This week’s extraordinary European Council will again highlight the lack of common ground between national governments dealing with their own Eurosceptic pressures. As Charles Michel looks for a leader to articulate the European, rather than national interest, he may find an ally in the EU’s smallest member state and newest head of government.
Less than a month ago – and with no previous executive experience – Abela succeeded the controversial Joseph Muscat as Malta’s prime minister, who resigned midway through his second term. Abela’s strategic imperative this week must be to reset perceptions of his ruling centre-left Labour Party, in the hope that recognition from fellow leaders could calm demonstrations at home that have raged since November 2019 and overshadowed a strong economic performance.
Those protests focused on the murder of anti-corruption investigative journalist, Daphne Caruana Galizia, but triggered wider international scrutiny of Malta’s governance, which saw Malta drop six places in the Corruption Perceptions Index in the last five years. This included criticism of high-level corruption, money laundering and schemes such as Malta’s “golden passports”, seen as conferring free movement rights in the European Union for wealthy overseas elites. The European Parliament organised two fact-finding missions in the last two years whereby MEPs threatened a version of the Article 7 proceedings that have dogged Poland and Hungary over their judicial and media reforms. Separately, commission vice president for justice, Didier Reynders, wrote to Malta in December demanding urgent reforms to strengthen the prosecution service and end political interference.
Abela’s challenge is therefore to preserve as much of Malta’s international investment attractiveness as possible while reinforcing the independence of the judiciary, media and policy. No small challenge for a prime minister who won office by positioning himself as a ‘continuity candidate’ to a party electorate that has been in office since 2013, and who does not have a personal base of supporters. He has made some cautious progress: tweaking the process of appointing police commissioners and allowing the makeshift Caruana Galizia memorial to remain in place, rather than be cleaned. Commission president von der Leyen hinted in late January that this will not be enough, but those gestures could be important in showing the direction of travel.
This week, Abela has two important cards to play. First, while securing EU funds has been crucial in modernising Malta’s economy and enabling infrastructure upgrades, this is less important than it was after the government’s introduction of the ‘golden passports scheme’ and the country’s dramatic economic transformation into the “blockchain island” and a hub for e-gaming, luxury marine and financial services.

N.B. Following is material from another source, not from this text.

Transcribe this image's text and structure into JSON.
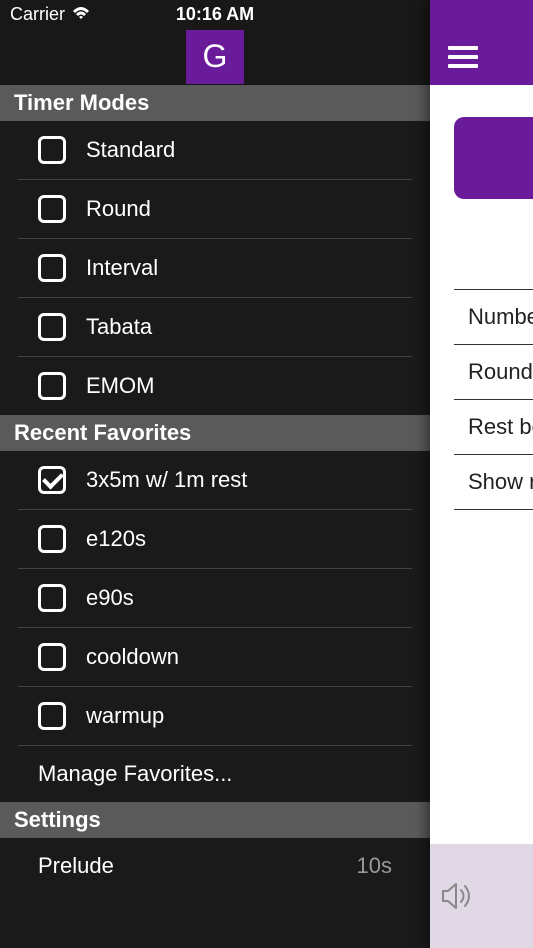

He can therefore afford to play the role of peacemaker between increasingly polarised groups of net contributor and net recipient countries. Second, he can engage seriously with the recently formed Democracy, Rule of Law and Fundamental Rights Monitoring Group. This group is developing mechanisms that would subject member states to regular reviews and updates. It is likely ultimately to be blocked by others in the council but offering some cautious support would show a significant break with the Muscat era at a time when new presidents of the European Commission, Council and Parliament are also keen to look forward.